• _WHAT YOU ARE ASKED TO DO_
Would you print the records below word for word, without the pictures?

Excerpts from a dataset
=======

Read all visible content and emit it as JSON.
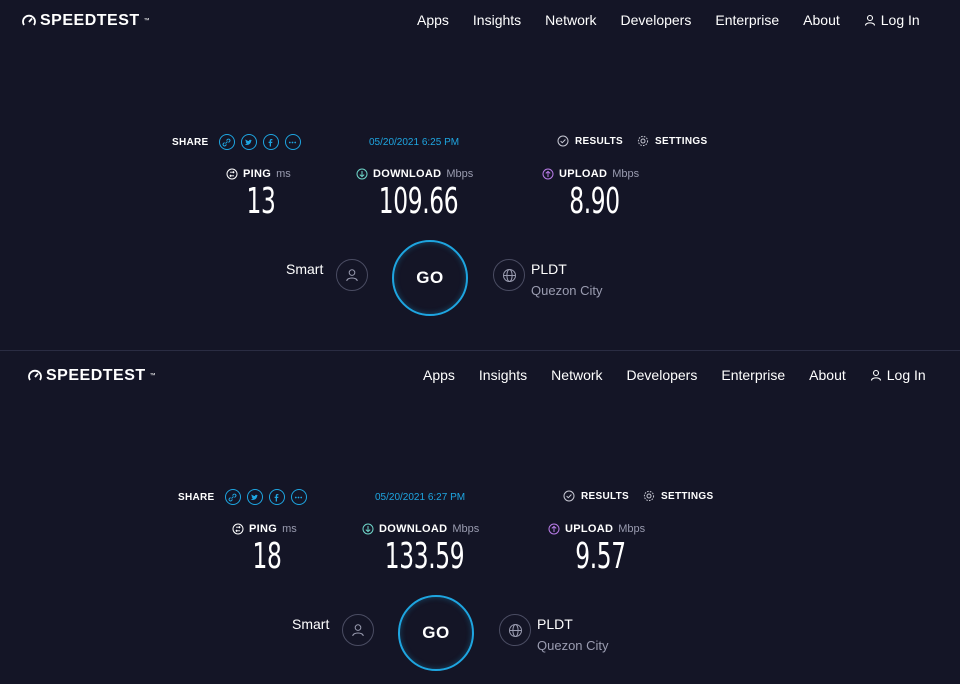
{
  "colors": {
    "background": "#141526",
    "accent_cyan": "#1ea5e0",
    "download_green": "#6fd6c9",
    "upload_purple": "#b97ce8",
    "muted": "#9a9cb0"
  },
  "icons": [
    "speedometer-icon",
    "user-icon",
    "link-icon",
    "twitter-icon",
    "facebook-icon",
    "more-icon",
    "check-circle-icon",
    "gear-icon",
    "ping-icon",
    "download-arrow-icon",
    "upload-arrow-icon",
    "globe-icon"
  ],
  "panels": [
    {
      "header": {
        "logo": "SPEEDTEST",
        "nav": [
          "Apps",
          "Insights",
          "Network",
          "Developers",
          "Enterprise",
          "About"
        ],
        "login": "Log In"
      },
      "share_label": "SHARE",
      "datetime": "05/20/2021 6:25 PM",
      "results_label": "RESULTS",
      "settings_label": "SETTINGS",
      "ping": {
        "label": "PING",
        "unit": "ms",
        "value": "13"
      },
      "download": {
        "label": "DOWNLOAD",
        "unit": "Mbps",
        "value": "109.66"
      },
      "upload": {
        "label": "UPLOAD",
        "unit": "Mbps",
        "value": "8.90"
      },
      "client_isp": "Smart",
      "go_label": "GO",
      "server": {
        "name": "PLDT",
        "location": "Quezon City"
      }
    },
    {
      "header": {
        "logo": "SPEEDTEST",
        "nav": [
          "Apps",
          "Insights",
          "Network",
          "Developers",
          "Enterprise",
          "About"
        ],
        "login": "Log In"
      },
      "share_label": "SHARE",
      "datetime": "05/20/2021 6:27 PM",
      "results_label": "RESULTS",
      "settings_label": "SETTINGS",
      "ping": {
        "label": "PING",
        "unit": "ms",
        "value": "18"
      },
      "download": {
        "label": "DOWNLOAD",
        "unit": "Mbps",
        "value": "133.59"
      },
      "upload": {
        "label": "UPLOAD",
        "unit": "Mbps",
        "value": "9.57"
      },
      "client_isp": "Smart",
      "go_label": "GO",
      "server": {
        "name": "PLDT",
        "location": "Quezon City"
      }
    }
  ]
}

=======

• _FINISHED TASK_
Read all visible content and emit it as JSON.
{
  "colors": {
    "background": "#141526",
    "accent_cyan": "#1ea5e0",
    "download_green": "#6fd6c9",
    "upload_purple": "#b97ce8",
    "muted": "#9a9cb0"
  },
  "icons": [
    "speedometer-icon",
    "user-icon",
    "link-icon",
    "twitter-icon",
    "facebook-icon",
    "more-icon",
    "check-circle-icon",
    "gear-icon",
    "ping-icon",
    "download-arrow-icon",
    "upload-arrow-icon",
    "globe-icon"
  ],
  "panels": [
    {
      "header": {
        "logo": "SPEEDTEST",
        "nav": [
          "Apps",
          "Insights",
          "Network",
          "Developers",
          "Enterprise",
          "About"
        ],
        "login": "Log In"
      },
      "share_label": "SHARE",
      "datetime": "05/20/2021 6:25 PM",
      "results_label": "RESULTS",
      "settings_label": "SETTINGS",
      "ping": {
        "label": "PING",
        "unit": "ms",
        "value": "13"
      },
      "download": {
        "label": "DOWNLOAD",
        "unit": "Mbps",
        "value": "109.66"
      },
      "upload": {
        "label": "UPLOAD",
        "unit": "Mbps",
        "value": "8.90"
      },
      "client_isp": "Smart",
      "go_label": "GO",
      "server": {
        "name": "PLDT",
        "location": "Quezon City"
      }
    },
    {
      "header": {
        "logo": "SPEEDTEST",
        "nav": [
          "Apps",
          "Insights",
          "Network",
          "Developers",
          "Enterprise",
          "About"
        ],
        "login": "Log In"
      },
      "share_label": "SHARE",
      "datetime": "05/20/2021 6:27 PM",
      "results_label": "RESULTS",
      "settings_label": "SETTINGS",
      "ping": {
        "label": "PING",
        "unit": "ms",
        "value": "18"
      },
      "download": {
        "label": "DOWNLOAD",
        "unit": "Mbps",
        "value": "133.59"
      },
      "upload": {
        "label": "UPLOAD",
        "unit": "Mbps",
        "value": "9.57"
      },
      "client_isp": "Smart",
      "go_label": "GO",
      "server": {
        "name": "PLDT",
        "location": "Quezon City"
      }
    }
  ]
}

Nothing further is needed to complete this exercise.